  14. Wall Street Journal, "Incumbent Wins Wisconsin Supreme Court Race," April 15, 2011
  15. Prosser Campaign, Statement Regarding his Election Victory," April 15, 2011
  16. Associated Press "Wis. court challenger will seek statewide recount," April 20, 2011 (dead link)
  17. Associated Press, "Canvass shows conservative wins Wis. court race," April 15, 2011
  18. The New York Times, "Wisconsin: Recount Favors Conservative Justice," May 20, 2011
  19. Milwaukee Journal Sentinel, "Three Supreme Court candidates will get public funding," January 13, 2011
  20. 20.0 20.1 Waukesha Patch, "Supreme Court Candidates Get Political in Waukesha Forum," March 10, 2011
  21. Beloit Daily News, "David Prosser aims for re-election," March 18, 2011
  22. Milwaukee Journal Sentinel, "We back Prosser," February 11, 2011
  23. Wausau Daily Herald, "IN THE PRIMARY ELECTIONS We endorse ...," February 7, 2011
  24. Milwaukee Journal Sentinel, "Prosser a vote for independence," April 2, 2011
  25. Associated Press, "Palin Endorses Prosser for Supreme Court," April 1, 2011
  26. Channel 3000, "Business Lobbying Group To Raise Money For Prosser," March 23, 2011 (dead link)
  27. Milwaukee Journal Sentinel, "Supreme Court candidate who refused public support sees campaign fund lag," February 7, 2011
  28. Stanford University, "State Supreme Court Ideology and 'New Style' Judicial Campaigns," October 31, 2012
  29. 29.0 29.1 Milwaukee Journal Sentinel, "Justices' feud gets physical," June 25, 2011
  30. New York Times, "Wisconsin Judge Said to Have Attacked Colleague," June 25, 2011
  31., "Supreme Court flap between Justice Ann Walsh Bradley and Justice David Prosser leads to investigation," June 28, 2011
  32. Milwaukee Journal Sentinel, "Special prosecutor: No charges for Prosser, Bradley in fracas," August 25, 2011
  33. ABAJournal, "Ethics Sanction Requested for Wisconsin Justice over B-Word, Neck-Touching Incidents," March 19, 2012

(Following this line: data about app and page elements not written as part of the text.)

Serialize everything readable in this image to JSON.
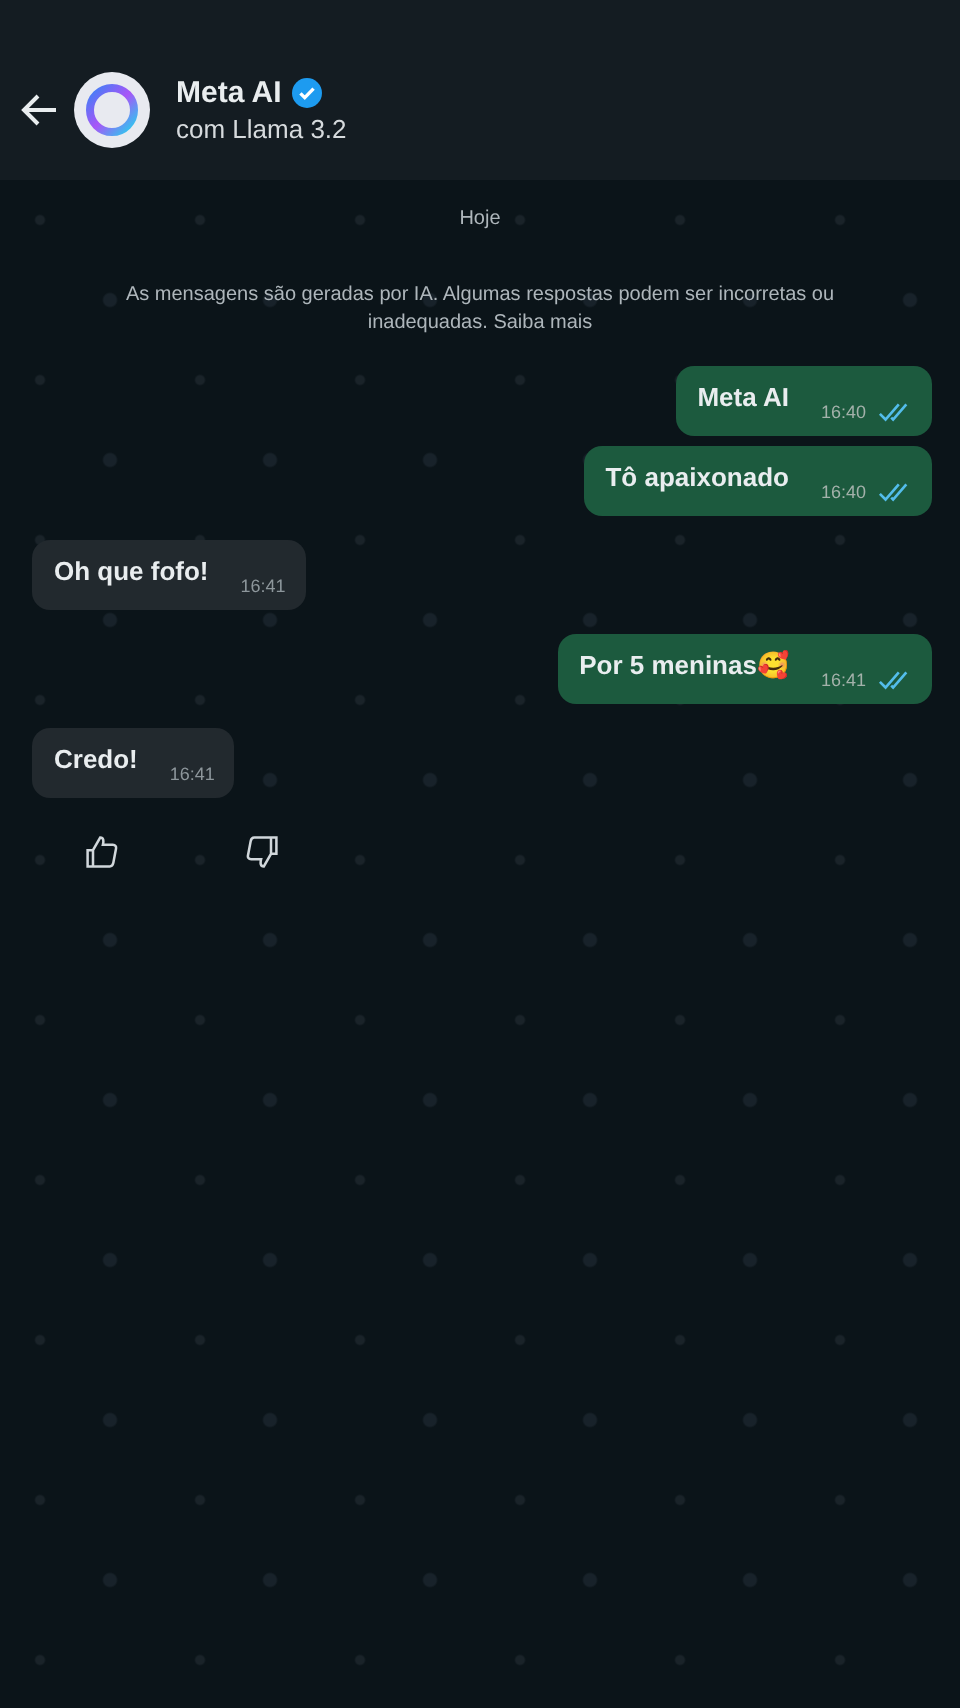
{
  "header": {
    "title": "Meta AI",
    "verified": true,
    "subtitle": "com Llama 3.2"
  },
  "date_label": "Hoje",
  "notice": {
    "text": "As mensagens são geradas por IA. Algumas respostas podem ser incorretas ou inadequadas.",
    "link": "Saiba mais"
  },
  "messages": [
    {
      "kind": "outgoing",
      "text": "Meta AI",
      "time": "16:40",
      "read": true
    },
    {
      "kind": "outgoing",
      "text": "Tô apaixonado",
      "time": "16:40",
      "read": true
    },
    {
      "kind": "incoming",
      "text": "Oh que fofo!",
      "time": "16:41"
    },
    {
      "kind": "outgoing",
      "text": "Por 5 meninas🥰",
      "time": "16:41",
      "read": true
    },
    {
      "kind": "incoming",
      "text": "Credo!",
      "time": "16:41"
    }
  ],
  "feedback": {
    "thumbs_up": true,
    "thumbs_down": true
  }
}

  34. Pierce County Herald, "Friday State News Briefs: Justice Prosser will not hear cases due to poor health," December 2, 2011
WisconsinWisconsin Supreme CourtWisconsin Court of AppealsWisconsin Circuit CourtsWisconsin Municipal CourtsUnited States District Court for the Eastern District of WisconsinUnited States District Court for the Western District of WisconsinUnited States bankruptcy court, Eastern District of WisconsinUnited States bankruptcy court, Western District of WisconsinUnited States Court of Appeals for the Seventh CircuitWisconsin countiesWisconsin judicial newsWisconsin judicial electionsJudicial selection in WisconsinWisconsinTemplate.jpg